Editor-in-Chief

George Perry
The University of Texas at San Antonio

Article Type

Research Article

Publication history

Received: September 01, 2015
Accepted: September 28, 2015
Published: September 30, 2015

Copyright

©2015 Kumari R. This is an open-access article distributed under the terms of the Creative Commons Attribution License, which permits unrestricted use, distribution, and reproduction in any medium, provided the original author and source are credited.

Citation

Kumari R, Agrawal A, Singh GPI, Dubey GP (2015). Hyperhomocysteinemia and DNA hypomethylation, reduced the monoamines synthesis in depression: A case control study.

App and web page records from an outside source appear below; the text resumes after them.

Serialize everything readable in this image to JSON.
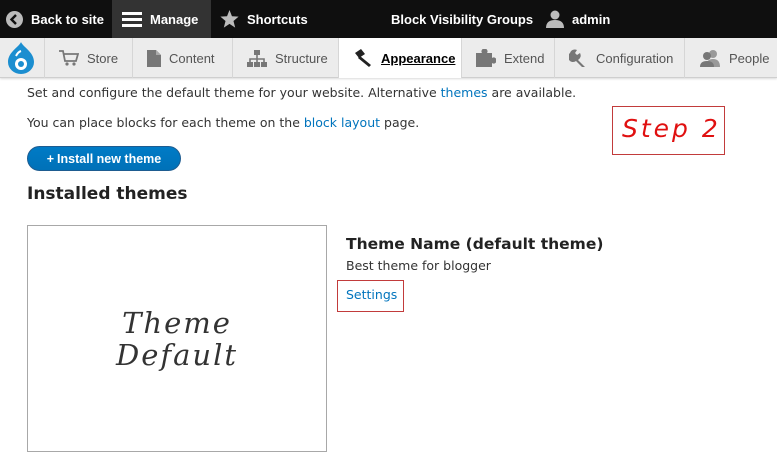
{
  "toolbar": {
    "back_label": "Back to site",
    "manage_label": "Manage",
    "shortcuts_label": "Shortcuts",
    "center_label": "Block Visibility Groups",
    "user_label": "admin"
  },
  "tray": {
    "items": [
      {
        "label": "Store",
        "icon": "cart-icon"
      },
      {
        "label": "Content",
        "icon": "document-icon"
      },
      {
        "label": "Structure",
        "icon": "structure-icon"
      },
      {
        "label": "Appearance",
        "icon": "paintbrush-icon"
      },
      {
        "label": "Extend",
        "icon": "puzzle-icon"
      },
      {
        "label": "Configuration",
        "icon": "wrench-icon"
      },
      {
        "label": "People",
        "icon": "people-icon"
      }
    ]
  },
  "intro": {
    "line1_before": "Set and configure the default theme for your website. Alternative ",
    "line1_link": "themes",
    "line1_after": " are available.",
    "line2_before": "You can place blocks for each theme on the ",
    "line2_link": "block layout",
    "line2_after": " page."
  },
  "install_button": {
    "plus": "+",
    "label": "Install new theme"
  },
  "installed_title": "Installed themes",
  "theme": {
    "screenshot_line1": "Theme",
    "screenshot_line2": "Default",
    "name": "Theme Name (default theme)",
    "description": "Best theme for blogger",
    "settings_link": "Settings"
  },
  "annotation": {
    "step_label": "Step 2",
    "color": "#e01010"
  },
  "colors": {
    "accent": "#0074bd",
    "toolbar": "#0f0f0f",
    "annotation_border": "#c23b3b"
  }
}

J Syst Integr Neurosci 1: doi: 10.15761/JSIN.1000108

Corresponding author

Rinki Kumari

Institute of Medical Sciences, Banaras Hindu University, Varanasi 221005, India; Interdisciplinary School of Indian System of Medicine, SRM University, Katankulathur, Chennai, India; Arvind Remedies Ltd., Chennai, India; Adesh University, Barnala Road, Bathinda, Punjab, India.

E-mail : rinkiv3@gmail.com

Table 1. Comparative data between case and control.

Parameters

Cases

Healthy control

p-value

Number

223

273

NS

Gender-F/M

139/84

150/123

<0.01

Age (years), mean (SD)

23.59 ± 8.64

23.35 ± 5.21

--

BMI

22.92 ± 4.13

24.65 ± 3.6

--

Duration of disease (min-max) in years

2.15 ± 0.56

N/A

<0.01

YGDS, mean (SD)

8.73 ± 2.01

N/A

 

Biomarkers, mean (SD)Plasma folate (ng/ml)

9.24 ± 1.56

11.98 ± 3.82

 

Plasma vitamin B12 (pg/ml)

288.53 ± 22.93

396.26 ± 27.54

<0.01

Plasma homocysteine(µM/L)

14.32 ± 0.69

11.63 ± 1.37

<0.01

Serotonin (5HT)

.0383 ± 0.01

0.064 ± 0.02

<0.01

GABA

0.275 ± 0.03

0.489 ± 0.074

<0.01

Nor-epinephrine

9.02 ± 0.53

11.12 ± 5.12

<0.01

Epinephrine

5.00 ± 0.78

10.12 ± 1.54

<0.01

MAO

14.34 ± 0.63

10.58 ± 1.64

<0.01

Depression score

6.17 ± 1.08

N/A

--

           
 

p-value-<0.05 significant; NS is non-significant.

Table 2. Correlation between total homocysteine and other biological and neurotransmitter parameters.

Biological parameters

Correlation coefficient value (r value)

Significance (P value)

Plasma folate (ng/ml)

-.223**

.001

Plasma vitamin B12 (pg/ml)

-.580**

.000

Serotonin (5HT)

-0.19

NS

MAO

-.181**

.007

Nor-epinephrine

-.589**

.000

Epinephrine

.473**

.000

GABA

.423**

.000

Depression (score)<0.05

-.011

0.87

 

*Correlation is significant at the 0.05 level (2-tailed). **Correlation is significant at the 0.01 level (2-tailed); fr value is spearman’s correlation coefficient; NS is non-significant